The conservation status of barbs varies by species. Some are common and face no immediate threat, while others might be at risk due to habitat loss, pollution, and overfishing for the aquarium trade. Rapid urbanization and agricultural expansion in some areas have led to reduced freshwater habitats, affecting the populations of various barb species.

Efforts to conserve these fish involve setting up protected aquatic zones and promoting sustainable fishing practices. Additionally, captive breeding programs, especially for rarer species, have been initiated to reduce the pressure on wild populations.

Aquarium hobbyists are also encouraged to purchase fish from sustainable sources, ensuring the conservation of these vibrant freshwater fishes.

Fun Facts

  1. Barbs are known to have “barbels” (whisker-like structures) near their mouths, which help them sense their environment and find food.
  2. Some barbs, such as the Tiger Barb, are known for their nipping behavior, often chasing and nipping the fins of other fish in the aquarium.
  3. The Cherry Barb, a popular aquarium species, changes color during breeding – males turn a vibrant red while females remain more subdued.
  4. Barbs are often used as “dither fish” in aquariums. Their active swimming encourages shyer fish to come out and swim more freely.
  5. In the wild, schools of barbs can often number in the hundreds, creating a vibrant and mesmerizing display in freshwater habitats.

Frequently Asked Questions

What is the ideal aquarium setup for barbs?

Most barbs prefer tanks with plenty of hiding spots, moderate to strong water flow, and live plants. Given their active nature, a spacious tank is recommended.

Are all barbs aggressive?

Not all barbs are aggressive. While some, like the Tiger Barb, can be fin nippers, others like the Cherry Barb are generally peaceful. It’s essential to research specific species before introducing them to a community tank.

How can I promote breeding in barbs?

To encourage breeding, ensure a balanced diet, stable water parameters, and provide a suitable environment with plenty of hiding spots for laying eggs. Some breeders also recommend slightly cooler water changes to simulate rain, which can induce spawning.

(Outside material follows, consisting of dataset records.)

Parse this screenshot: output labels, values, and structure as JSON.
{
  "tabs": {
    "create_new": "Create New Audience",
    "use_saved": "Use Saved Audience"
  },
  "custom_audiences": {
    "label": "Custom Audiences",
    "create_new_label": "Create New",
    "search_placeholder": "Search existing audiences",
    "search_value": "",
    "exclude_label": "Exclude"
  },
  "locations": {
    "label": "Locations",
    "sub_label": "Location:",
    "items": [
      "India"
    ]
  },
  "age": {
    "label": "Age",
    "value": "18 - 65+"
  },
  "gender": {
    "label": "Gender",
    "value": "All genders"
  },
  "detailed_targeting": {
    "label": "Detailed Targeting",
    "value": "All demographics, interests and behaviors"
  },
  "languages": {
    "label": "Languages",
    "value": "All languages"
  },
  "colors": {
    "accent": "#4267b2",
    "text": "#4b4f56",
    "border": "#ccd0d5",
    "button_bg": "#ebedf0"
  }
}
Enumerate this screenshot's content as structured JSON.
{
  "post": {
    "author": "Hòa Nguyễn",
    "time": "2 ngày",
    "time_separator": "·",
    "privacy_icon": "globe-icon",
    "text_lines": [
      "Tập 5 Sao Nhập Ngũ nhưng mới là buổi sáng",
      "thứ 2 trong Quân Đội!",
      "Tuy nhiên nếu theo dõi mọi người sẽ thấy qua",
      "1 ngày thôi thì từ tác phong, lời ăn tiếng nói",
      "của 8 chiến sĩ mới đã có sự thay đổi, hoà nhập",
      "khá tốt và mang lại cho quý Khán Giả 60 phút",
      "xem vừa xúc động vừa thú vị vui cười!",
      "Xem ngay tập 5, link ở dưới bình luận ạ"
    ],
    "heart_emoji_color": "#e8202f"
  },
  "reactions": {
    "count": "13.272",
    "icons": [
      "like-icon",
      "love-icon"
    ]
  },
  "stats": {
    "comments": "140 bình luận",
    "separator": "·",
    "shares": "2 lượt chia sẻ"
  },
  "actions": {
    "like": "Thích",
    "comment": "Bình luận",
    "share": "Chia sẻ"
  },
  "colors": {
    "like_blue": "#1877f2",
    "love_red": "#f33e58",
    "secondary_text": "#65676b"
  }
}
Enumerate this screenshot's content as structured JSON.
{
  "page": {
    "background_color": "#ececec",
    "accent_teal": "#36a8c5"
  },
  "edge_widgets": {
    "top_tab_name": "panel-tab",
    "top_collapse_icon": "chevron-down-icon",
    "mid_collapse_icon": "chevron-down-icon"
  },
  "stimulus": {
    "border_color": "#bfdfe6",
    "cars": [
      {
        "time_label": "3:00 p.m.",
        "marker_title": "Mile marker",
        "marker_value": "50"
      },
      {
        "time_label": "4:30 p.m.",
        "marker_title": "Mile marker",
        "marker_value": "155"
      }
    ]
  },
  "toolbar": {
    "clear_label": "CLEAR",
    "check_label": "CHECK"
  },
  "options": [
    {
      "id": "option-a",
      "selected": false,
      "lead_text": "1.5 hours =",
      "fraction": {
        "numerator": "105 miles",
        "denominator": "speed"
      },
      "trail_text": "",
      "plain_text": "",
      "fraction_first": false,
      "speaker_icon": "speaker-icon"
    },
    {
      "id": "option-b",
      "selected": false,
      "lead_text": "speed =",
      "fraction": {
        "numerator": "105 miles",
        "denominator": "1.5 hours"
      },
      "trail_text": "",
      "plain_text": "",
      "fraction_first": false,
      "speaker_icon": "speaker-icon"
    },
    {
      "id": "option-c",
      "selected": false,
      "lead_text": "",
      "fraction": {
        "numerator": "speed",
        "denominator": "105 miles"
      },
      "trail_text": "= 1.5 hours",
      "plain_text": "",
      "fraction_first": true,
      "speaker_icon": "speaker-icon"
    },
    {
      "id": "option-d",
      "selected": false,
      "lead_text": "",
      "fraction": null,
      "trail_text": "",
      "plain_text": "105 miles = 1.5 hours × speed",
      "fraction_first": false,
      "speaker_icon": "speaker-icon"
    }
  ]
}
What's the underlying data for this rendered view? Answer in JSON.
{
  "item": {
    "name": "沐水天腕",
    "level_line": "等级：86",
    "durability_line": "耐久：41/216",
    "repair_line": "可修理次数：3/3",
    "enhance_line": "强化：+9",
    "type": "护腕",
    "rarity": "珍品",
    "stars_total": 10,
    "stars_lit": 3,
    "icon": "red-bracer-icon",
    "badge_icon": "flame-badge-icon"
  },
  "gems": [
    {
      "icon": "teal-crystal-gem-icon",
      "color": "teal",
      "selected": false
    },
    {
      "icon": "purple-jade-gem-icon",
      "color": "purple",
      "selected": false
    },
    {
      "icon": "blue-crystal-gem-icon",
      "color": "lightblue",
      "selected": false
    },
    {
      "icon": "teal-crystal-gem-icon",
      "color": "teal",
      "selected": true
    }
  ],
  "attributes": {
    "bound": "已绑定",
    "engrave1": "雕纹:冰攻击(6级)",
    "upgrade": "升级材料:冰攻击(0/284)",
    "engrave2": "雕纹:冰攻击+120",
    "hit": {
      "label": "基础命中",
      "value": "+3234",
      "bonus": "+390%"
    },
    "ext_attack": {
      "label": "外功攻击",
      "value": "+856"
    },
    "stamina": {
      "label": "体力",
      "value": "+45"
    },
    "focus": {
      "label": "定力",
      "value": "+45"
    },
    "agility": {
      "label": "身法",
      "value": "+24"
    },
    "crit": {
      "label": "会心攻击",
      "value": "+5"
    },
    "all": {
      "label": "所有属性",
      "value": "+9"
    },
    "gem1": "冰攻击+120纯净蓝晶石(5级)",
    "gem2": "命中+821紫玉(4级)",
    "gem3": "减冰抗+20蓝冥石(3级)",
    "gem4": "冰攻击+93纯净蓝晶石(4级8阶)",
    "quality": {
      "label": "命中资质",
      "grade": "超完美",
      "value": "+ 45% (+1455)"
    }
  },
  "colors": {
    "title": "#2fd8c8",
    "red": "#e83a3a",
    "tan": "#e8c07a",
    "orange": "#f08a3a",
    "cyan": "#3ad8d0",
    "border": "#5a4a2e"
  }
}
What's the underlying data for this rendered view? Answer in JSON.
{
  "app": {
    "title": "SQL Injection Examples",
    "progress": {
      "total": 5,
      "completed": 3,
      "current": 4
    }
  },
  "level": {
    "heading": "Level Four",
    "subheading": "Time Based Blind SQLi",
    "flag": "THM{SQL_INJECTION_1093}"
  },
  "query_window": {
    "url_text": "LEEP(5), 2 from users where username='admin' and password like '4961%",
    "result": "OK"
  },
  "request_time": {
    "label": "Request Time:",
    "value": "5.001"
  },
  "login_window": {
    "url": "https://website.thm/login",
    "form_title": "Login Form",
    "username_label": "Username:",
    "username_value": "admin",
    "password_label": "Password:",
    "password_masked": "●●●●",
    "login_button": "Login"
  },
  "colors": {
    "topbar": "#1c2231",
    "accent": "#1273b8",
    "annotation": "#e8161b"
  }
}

Do barbs need to be in a school?

Yes, barbs are schooling fish. Keeping them in groups of at least five or more can help reduce aggression and stress.

Can I keep barbs with other fish species in my aquarium?

Generally, barbs can coexist with other similarly-sized, non-aggressive fish. However, due to their active nature and potential for nipping, they might not be suitable tankmates for long-finned or very docile species. Always research compatibility before introducing new fish.

Leave a Comment